On a final note, I try not to be too negative with specific actors or actresses but after having seen the film I feel the need to call Olivia Munn out. In an interview for the movie she claimed that she did all of her stunts which itself is an admirable goal. However, it looks like she was a bit ... less than truthful. Not only was her claim of doing it all because her stunt-double didn’t know enough martial arts kind of a dick move, but there seems to be evidence that she did indeed use the stunt double, at least for the more dangerous stunt testing prior to final filming. 

I bring this up both because I feel like no actor or actress should ever diss the people that take on most of the danger, but also because Psylocke is in the movie for less than 10 minutes total screen time, with maybe 90 seconds of actual fight time.
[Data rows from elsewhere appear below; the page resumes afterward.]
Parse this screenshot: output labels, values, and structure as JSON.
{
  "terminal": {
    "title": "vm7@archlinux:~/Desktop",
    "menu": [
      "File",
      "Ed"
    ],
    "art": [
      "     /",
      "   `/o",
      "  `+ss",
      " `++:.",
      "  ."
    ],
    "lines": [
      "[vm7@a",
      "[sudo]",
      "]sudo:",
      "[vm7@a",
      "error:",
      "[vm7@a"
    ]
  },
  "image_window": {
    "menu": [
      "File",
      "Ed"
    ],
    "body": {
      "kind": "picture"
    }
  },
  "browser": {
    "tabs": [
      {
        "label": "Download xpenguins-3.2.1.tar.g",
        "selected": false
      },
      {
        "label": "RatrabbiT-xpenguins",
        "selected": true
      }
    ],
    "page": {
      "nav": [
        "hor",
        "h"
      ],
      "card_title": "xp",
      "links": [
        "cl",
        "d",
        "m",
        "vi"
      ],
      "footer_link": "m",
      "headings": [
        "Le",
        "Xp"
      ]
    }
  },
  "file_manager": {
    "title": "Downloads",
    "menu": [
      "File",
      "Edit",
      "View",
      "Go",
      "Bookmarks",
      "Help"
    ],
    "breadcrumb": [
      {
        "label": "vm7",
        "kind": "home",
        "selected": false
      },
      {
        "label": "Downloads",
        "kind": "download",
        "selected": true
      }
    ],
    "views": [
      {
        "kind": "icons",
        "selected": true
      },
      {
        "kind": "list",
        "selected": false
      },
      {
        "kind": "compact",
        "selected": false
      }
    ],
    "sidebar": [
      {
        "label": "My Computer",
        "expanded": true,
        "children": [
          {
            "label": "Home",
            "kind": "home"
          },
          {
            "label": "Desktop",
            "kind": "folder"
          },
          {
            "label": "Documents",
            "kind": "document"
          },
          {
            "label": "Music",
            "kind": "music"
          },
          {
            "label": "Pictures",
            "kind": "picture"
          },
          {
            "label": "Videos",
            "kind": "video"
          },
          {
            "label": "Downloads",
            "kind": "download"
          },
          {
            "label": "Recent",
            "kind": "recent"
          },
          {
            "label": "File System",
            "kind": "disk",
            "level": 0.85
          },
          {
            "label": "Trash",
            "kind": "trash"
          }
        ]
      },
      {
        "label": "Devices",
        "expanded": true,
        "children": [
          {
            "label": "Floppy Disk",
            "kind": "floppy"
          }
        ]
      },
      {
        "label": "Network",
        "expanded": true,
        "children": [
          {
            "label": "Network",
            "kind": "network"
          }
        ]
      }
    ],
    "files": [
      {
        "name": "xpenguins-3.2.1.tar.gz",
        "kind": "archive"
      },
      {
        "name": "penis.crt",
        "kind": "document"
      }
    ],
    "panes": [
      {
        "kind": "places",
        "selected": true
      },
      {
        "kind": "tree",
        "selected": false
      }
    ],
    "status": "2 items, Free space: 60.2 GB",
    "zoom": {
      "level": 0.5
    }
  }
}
All this adds up to about 44 minutes of a really strong film and 100 minutes of editable material. X-Men: Apocalypse is a big, loud splash of a movie but the bloated runtime and overabundance of characters did nothing to excite me as a film or a set-up for the next iteration of the X-Men.

X-Men: Apocalypse 

Starring: Jennifer Lawrence, James McAvoy, Michael Fassbender, Oscar Isaac, Nicholas Hoult, Rose Byrne, Tye Sheridan, Sophie Turner, Olivia Munn, Lucas Till 

Directed by: Bryan Singer 

Written by: Simon Kinberg, Bryan Singer, Michael Dougherty, Dan Harris 

Running time: 144 minutes